Once again, it's that time of year where optimism runs rampant in college football fan bases across the country: spring football. A time where every program seems to annually believe, both internally and externally among fans, donors, alums etc., that next year can be "the year." That a strong spring can catapult a football team from bad to good, good to great. Of course, positive perception in the offseason doesn't always equate to reality in the fall.
Speaking of positive, spring vibes, let's talk about Notre Dame Fighting Irish football.
Following the debacle that was Notre Dame's 2016 football season, Kelly engaged in, essentially, a top-to-bottom re-creation of his staff and, maybe more importantly, some changes in philosophy.

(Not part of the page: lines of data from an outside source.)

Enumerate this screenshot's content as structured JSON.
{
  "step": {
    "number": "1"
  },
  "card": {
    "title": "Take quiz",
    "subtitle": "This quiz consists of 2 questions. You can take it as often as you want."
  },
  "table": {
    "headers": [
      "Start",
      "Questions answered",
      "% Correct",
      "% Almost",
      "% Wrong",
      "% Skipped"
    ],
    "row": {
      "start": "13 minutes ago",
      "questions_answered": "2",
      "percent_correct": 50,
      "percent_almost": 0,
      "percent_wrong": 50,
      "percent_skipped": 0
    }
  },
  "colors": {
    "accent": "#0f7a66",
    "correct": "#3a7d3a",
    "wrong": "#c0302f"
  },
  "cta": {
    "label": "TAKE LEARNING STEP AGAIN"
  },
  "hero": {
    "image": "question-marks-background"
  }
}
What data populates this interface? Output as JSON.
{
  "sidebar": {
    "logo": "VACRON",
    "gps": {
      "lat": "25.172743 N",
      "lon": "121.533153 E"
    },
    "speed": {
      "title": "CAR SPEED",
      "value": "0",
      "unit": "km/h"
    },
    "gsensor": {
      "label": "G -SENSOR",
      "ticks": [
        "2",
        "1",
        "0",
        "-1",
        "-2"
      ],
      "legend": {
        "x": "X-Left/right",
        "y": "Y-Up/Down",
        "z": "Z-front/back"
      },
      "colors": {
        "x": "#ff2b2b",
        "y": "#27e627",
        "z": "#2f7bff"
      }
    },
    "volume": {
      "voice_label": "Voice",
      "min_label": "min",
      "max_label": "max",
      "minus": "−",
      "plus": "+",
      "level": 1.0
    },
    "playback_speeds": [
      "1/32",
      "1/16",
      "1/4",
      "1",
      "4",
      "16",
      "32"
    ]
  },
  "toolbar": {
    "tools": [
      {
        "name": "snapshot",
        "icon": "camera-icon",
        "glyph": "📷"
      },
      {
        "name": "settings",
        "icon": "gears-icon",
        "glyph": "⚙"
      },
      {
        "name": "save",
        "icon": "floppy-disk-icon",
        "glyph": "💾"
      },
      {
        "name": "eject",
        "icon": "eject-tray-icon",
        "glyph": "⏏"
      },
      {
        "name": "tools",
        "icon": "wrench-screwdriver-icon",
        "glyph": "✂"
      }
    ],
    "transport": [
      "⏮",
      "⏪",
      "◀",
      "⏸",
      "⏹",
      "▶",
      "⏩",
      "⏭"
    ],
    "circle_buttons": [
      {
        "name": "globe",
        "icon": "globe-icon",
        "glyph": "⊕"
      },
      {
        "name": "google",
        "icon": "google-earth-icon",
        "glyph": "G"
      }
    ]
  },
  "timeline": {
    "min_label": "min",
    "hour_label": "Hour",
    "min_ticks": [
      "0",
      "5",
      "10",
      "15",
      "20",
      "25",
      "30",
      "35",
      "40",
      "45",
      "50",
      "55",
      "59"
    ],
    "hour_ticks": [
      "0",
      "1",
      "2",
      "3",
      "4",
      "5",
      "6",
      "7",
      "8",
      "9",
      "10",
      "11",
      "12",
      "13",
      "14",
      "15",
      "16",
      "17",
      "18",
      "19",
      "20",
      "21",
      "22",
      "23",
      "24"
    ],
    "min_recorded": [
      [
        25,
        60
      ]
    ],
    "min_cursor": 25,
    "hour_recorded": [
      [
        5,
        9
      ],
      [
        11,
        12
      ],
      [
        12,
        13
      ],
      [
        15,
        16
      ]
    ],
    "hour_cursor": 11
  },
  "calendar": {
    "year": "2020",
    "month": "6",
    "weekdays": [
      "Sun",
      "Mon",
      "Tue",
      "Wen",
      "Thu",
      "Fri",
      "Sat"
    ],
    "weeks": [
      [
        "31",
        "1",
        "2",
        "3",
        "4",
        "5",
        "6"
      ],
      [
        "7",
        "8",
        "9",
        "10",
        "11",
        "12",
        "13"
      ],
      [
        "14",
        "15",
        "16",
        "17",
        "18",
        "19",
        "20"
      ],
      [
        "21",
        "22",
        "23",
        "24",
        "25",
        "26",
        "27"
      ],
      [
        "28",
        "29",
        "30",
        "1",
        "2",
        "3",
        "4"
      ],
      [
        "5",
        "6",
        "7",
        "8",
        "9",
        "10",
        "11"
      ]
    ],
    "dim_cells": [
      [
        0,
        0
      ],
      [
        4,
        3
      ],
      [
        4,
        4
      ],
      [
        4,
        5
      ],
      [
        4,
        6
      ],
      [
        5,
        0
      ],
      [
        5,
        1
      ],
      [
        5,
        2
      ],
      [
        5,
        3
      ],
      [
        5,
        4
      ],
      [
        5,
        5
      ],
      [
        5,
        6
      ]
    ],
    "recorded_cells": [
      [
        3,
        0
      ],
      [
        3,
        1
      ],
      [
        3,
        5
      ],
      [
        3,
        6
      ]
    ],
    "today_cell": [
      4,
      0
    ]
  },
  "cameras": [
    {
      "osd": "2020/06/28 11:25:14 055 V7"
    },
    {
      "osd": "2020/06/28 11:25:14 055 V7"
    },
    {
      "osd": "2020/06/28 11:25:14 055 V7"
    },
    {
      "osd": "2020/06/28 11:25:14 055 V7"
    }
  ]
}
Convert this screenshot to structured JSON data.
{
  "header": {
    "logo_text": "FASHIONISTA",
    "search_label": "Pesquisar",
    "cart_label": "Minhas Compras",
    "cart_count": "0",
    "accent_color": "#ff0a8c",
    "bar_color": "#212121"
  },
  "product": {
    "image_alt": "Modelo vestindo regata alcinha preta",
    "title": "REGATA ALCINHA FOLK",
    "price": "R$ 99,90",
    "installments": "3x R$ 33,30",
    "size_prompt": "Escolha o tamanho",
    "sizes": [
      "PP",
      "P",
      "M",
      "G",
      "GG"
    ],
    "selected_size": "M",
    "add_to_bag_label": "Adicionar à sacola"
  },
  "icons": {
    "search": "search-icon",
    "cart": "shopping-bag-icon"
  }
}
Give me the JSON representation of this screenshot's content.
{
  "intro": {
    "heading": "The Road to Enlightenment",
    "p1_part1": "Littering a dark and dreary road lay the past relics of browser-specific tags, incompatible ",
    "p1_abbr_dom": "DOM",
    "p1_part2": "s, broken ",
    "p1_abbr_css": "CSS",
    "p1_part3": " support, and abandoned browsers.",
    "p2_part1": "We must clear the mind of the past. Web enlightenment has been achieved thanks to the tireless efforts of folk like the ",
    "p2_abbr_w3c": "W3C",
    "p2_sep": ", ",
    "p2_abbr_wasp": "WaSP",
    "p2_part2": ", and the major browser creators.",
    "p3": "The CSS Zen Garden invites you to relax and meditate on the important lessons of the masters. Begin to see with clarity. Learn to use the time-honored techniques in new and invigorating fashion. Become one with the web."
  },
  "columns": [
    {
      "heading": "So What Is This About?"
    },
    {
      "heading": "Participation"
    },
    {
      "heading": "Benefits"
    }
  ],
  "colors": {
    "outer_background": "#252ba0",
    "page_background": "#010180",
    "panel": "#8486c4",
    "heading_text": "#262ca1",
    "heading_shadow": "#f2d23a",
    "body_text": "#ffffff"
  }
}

Whether it be Mike Elko's 4-2-5 defensive structure and focus on fundamentals, Chip Long's power formation, up-tempo offensive attack, or Matt Balis' complete infrastructure change of the Irish's strength and conditioning program, it is quite clear that Kelly decided a change in direction was necessary. These changes, viewed as a whole, would appear to be overwhelming positive. Most college football media pundits and analysts have lauded Kelly's recent hires and seem to think that Notre Dame is in for a bounce-back 2017 season.
One question though: why did it take Brian Kelly so long to objectively evaluate his program's deficiencies and make the necessary changes to fix the issues therein?
Was Kelly too focused on the offense and its game plan? Likely. Was he too loyal to some members of his staff- e.g. VanGorder, Booker- when it became clear things weren't working? Probably so. And, what in the Earth happened to the strength and conditioning program over the past several seasons? Was Kelly simply not locked-in on what was happening, or more aptly not occurring, in the weight room? Or, did he just absolutely defer to his prior strength staff in an area so critical to a football program's success (or failure)?
Given some of Kelly's recent comments this week that he's now more of a CEO & is focused on moving everyone in the same direction, one could logically assume that the answer to those questions is pretty simple: he lost sight of what his role as head coach needed to be.
As I said in my previous column on this blog, if Kelly could become a true CEO-type of his program and surround himself with good, teacher-oriented coaches, the on-field results Notre Dame fans so desperately yearn for would likely follow. At least on the surface, it appears Kelly has taken steps in the CEO-role direction.
I'll say it now: I'm (cautiously) optimistic. Is it merely a spring mirage or will Kelly's changes foster a successful 2017 football season? We'll just have to wait and see. For now, hope does seem to spring eternal in South Bend.